What You Need To Know About Invisible Illnesses

Have you ever felt so ill that you could barely function despite "looking" healthy? Perhaps you've had back pain, anxiety, or depression. Now imagine living with a chronic disease and having to explain your condition to prospective employers, friends, or random strangers. Fibromyalgia, multiple sclerosis, chronic fatigue syndrome, and certain disabilities are all invisible illnesses, explains Northwest Primary Care. The same goes for heart disease, Lyme disease, lupus, and digestive disorders like ulcerative colitis or celiac disease. People living with these conditions often suffer in silence and feel misunderstood.

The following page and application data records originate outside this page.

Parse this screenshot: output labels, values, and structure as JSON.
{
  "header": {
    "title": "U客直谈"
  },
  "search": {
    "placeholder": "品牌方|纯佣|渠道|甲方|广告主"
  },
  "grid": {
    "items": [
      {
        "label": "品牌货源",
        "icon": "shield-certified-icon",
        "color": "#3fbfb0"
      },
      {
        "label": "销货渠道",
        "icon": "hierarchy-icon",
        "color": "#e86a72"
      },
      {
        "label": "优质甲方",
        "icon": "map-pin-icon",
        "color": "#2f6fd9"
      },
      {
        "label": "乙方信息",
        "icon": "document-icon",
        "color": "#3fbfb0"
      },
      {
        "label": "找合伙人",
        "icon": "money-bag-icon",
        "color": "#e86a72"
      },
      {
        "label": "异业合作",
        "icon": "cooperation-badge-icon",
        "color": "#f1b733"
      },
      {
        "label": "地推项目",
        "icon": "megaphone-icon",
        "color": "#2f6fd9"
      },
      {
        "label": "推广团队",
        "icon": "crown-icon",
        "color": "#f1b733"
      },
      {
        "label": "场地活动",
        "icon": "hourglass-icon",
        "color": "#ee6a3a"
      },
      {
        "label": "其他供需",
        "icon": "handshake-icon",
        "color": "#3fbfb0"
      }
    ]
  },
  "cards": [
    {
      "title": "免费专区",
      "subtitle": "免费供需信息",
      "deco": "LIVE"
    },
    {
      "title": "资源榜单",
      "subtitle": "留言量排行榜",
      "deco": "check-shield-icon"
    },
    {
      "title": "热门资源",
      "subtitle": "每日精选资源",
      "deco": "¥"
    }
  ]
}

About 96% of chronic diseases have no visible symptoms, says Northwest Primary Care. You may look perfectly healthy from the outside and yet experience severe pain, headaches, fatigue, or lethargy. Some invisible illnesses, such as cancer or heart disease, may have no symptoms whatsoever in their early stages. What's more, about 10% of the U.S. population has some sort of invisible disability like schizophrenia, chronic dizziness, or renal failure, reports Disabled World. Chances are, you encounter someone with a hidden illness every day on your way to work, on the street, or in stores.

Hypothyroidism, for instance, affects 5 out of 100 Americans over the age of 12, according to the National Institute of Diabetes and Digestive and Kidney Diseases. Its symptoms may include weight gain, muscle aches, depression, tiredness, and increased sensitivity to cold. If, say, you have an underactive thyroid and gain weight, others may blame your lifestyle and look at you critically. 

The hidden burden of invisible illnesses

Invisible illnesses place a double burden on sufferers. First of all, these physical or mental conditions affect your health and quality of life — and some can lead to disability or even death. Second, people with invisible illnesses often have to deal with questions from others and may be perceived as being lazy or high maintenance, explains Psychology Today. Sometimes, they face judgment and feel misunderstood, which contributes to depression, anxiety, and loneliness.

Living with an invisible illness can take a toll on your mental health. Those in this situation often isolate themselves and may feel hopeless about their future. Some end up quitting their jobs or can no longer pursue their hobbies and passions, notes Counseling Today. "I wish people would understand that I am not just being lazy by not working. I miss my independence. I miss the social aspect of work," said Alice M., a woman diagnosed with osteoarthritis, in an interview with Healthline.

Counseling Today reports that people with invisible illnesses are more likely to take their lives because of the struggles they face. Those with cancer, multiple sclerosis, AIDS, and other severe ailments have the highest risk of suicide. These individuals are in a constant battle with their disease, public judgment, and the lack of understanding surrounding their illness. 

If you or anyone you know is having suicidal thoughts, please call the Suicide and Crisis Lifeline at 988 or the National Suicide Prevention Lifeline​ at​ 1-800-273-TALK (8255). 

How to support someone with an invisible condition

People with invisible ailments use different coping mechanisms to get through the day, and sometimes, their behavior may seem odd. For example, they may plan for bathroom breaks, wear sunglasses indoors, or cancel plans unexpectedly, notes Everyday Health. In such cases, the best thing you can do is show empathy instead of judging or asking questions. Your loved one needs moral support more than anything else. They're not seeking attention or trying to make others pity them.

Refrain from asking questions like, "You're canceling on me again?" or "Are you still sick? You look fine." Also, don't assume they're lazy, needy, or playing sick. "People always assume I'm lazy when they have no idea how much effort it takes to just be up and about," Tina W., a woman with hypothyroidism told Healthline. Likewise, don't tell your friend or loved one to just push through the pain, lose some weight, or eat healthier. Chances are, they've already tried everything to feel better. Listen to them, ask if there's anything you can help with, and be patient.

If you're planning a trip or social event, don't pressure your friend to come on board. Instead, tell them what you have in mind and let them know you understand their circumstances, suggests Creaky Joints. Don't get annoyed at them if they cancel plans at the last minute — perhaps they are having a flare-up or simply not feeling well.